St Augustine's Cross is a stone memorial in Kent, in a fenced enclosure on the south side of Cottington Road, west of Cliffs End, in Pegwell Bay, Thanet, about two miles west of Ramsgate, three miles north of Richborough Roman Fort, and twelve miles east of Canterbury. It stands in the parish of Minster. The cross was erected in 1884 to commemorate the arrival of St Augustine in England in AD 597.


In 595, Pope Gregory I selected the monk Augustine to lead a mission to Britain to convert the pagan English to Christianity. The Gregorian mission landed in Kent in 597.

Bede wrote in his Ecclesiastical History of the English People that "Over against the eastern districts of Kent there is a large island called Thanet which, in English reckoning, is 600 hides or families in extent. It is divided from the mainland by the Wantsum, which is about three furlongs wide, can be crossed in two places only, and joins the sea at either end. Here Augustine, the servant of the Lord, landed with his companions, who are said to have been nearly forty in number. They had acquired interpreters from the Frankish race according to the command of Pope St Gregory." This has been interpreted as meaning that Augustine landed at Ebbsfleet.


West face of the cross

The cross was commissioned and erected in 1884 by Granville Leveson-Gower, 2nd Earl Granville, Secretary of State for Foreign Affairs (1851-52, 1870-74, 1880-85) and Lord Warden of the Cinque Ports (1865-1891). He was inspired by a tradition associated with an oak tree known as the Augustine's Oak - felled within living memory - reputed to be the place where King Ethelbert first met Augustine. St Augustine's Well, a stream nearby, is reputedly the place where Augustine baptised his first convert. Ethelbert was reputedly baptised there on Whit Sunday, 597.

The cross was carved by John Roddis of Birmingham, using stone from a quarry in Doulting which was also used to build Glastonbury Abbey. The cross follows a Saxon or Celtic design based the Sandbach Crosses, early Christian examples from the 8th to 9th century from Sandbach in Cheshire. The tapering shaft is about twelve feet high and stands on a stepped base, topped by a circular Celtic cross. The base and cross add another eight feet. The complete monument is about 23 feet high. The sides of the shaft are decorated with a lozenge pattern and carvings of archbishops, angels and beasts.

On the west face of the cross are the emblems of the Four Evangelists - a man, a lion, a bull and an eagle. The west side of the shaft is decorated with rectangular panels showing the Annunciation, the Virgin and Child, the Crucifixion and the Transfiguration. The twelve Apostles are depicted on the north side and fourteen early Christian martyrs on the south. The east face of the cross is decorated with "runic motifs" which continue down the shaft, with diamond shaped panels depicting St Alban, St Augustine and St Ethelbert. Raised ropework corners with knotwork edging around the sides.

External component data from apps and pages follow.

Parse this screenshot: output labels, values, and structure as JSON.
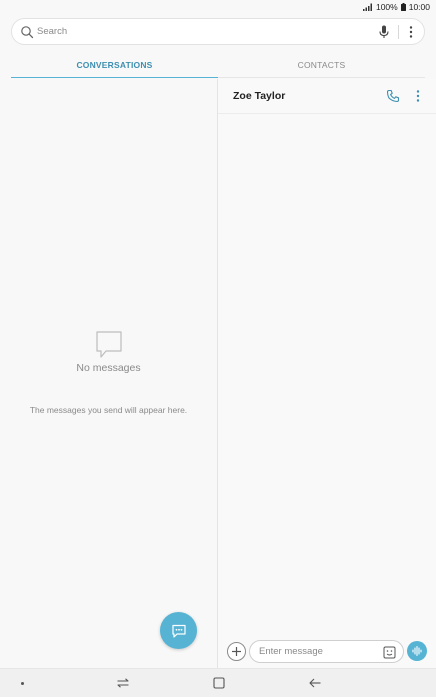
{
  "status_bar": {
    "battery": "100%",
    "time": "10:00"
  },
  "search": {
    "placeholder": "Search"
  },
  "tabs": [
    {
      "label": "CONVERSATIONS",
      "active": true
    },
    {
      "label": "CONTACTS",
      "active": false
    }
  ],
  "conversations": {
    "empty_title": "No messages",
    "empty_subtitle": "The messages you send will appear here."
  },
  "conversation": {
    "contact_name": "Zoe Taylor",
    "composer_placeholder": "Enter message"
  },
  "colors": {
    "accent": "#56b3d4",
    "tab_active_text": "#3d8fb0"
  },
  "icons": [
    "signal-icon",
    "battery-icon",
    "search-icon",
    "mic-icon",
    "more-icon",
    "empty-chat-icon",
    "compose-icon",
    "call-icon",
    "add-icon",
    "sticker-icon",
    "voice-icon",
    "recent-apps-icon",
    "home-icon",
    "back-icon"
  ]
}
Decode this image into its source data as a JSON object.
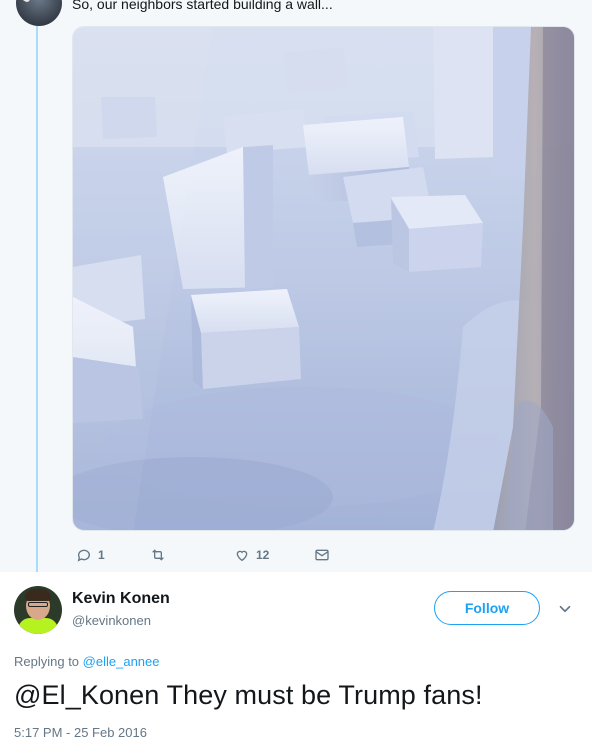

(Nearby are the Hugin reconstructed Viking longship, Pegwell Bay Country Park, and St Augustine Golf Course.)


The cross is accompanied by a metal plaque bearing a Latin inscription written by Henry Liddell, Dean of Christ Church, Oxford (1855-91), which commemorates the meeting between Augustine and Ethelbert, Augustine's first sermon, and the subsequent spread of Christianity across England. A separate plaque displays an English translation of the inscription.

Plaque in Latin

ad Rutipina littora in insula Thaneti
post tot terrae marisque labores
tandem advectus
hoc in loco cum Ethelberto rege congressus
primam apud nostrates concionem habuit
et fidem christianam
quae per totem angliam mira celeritate diffusa est
feliciter inauguravit
quarum rerum
ut apud anglos servetur memoria
hoc monumentum ponendum curavit
G.G. L.-G. comes Granville Portuum Custos

Plaque in English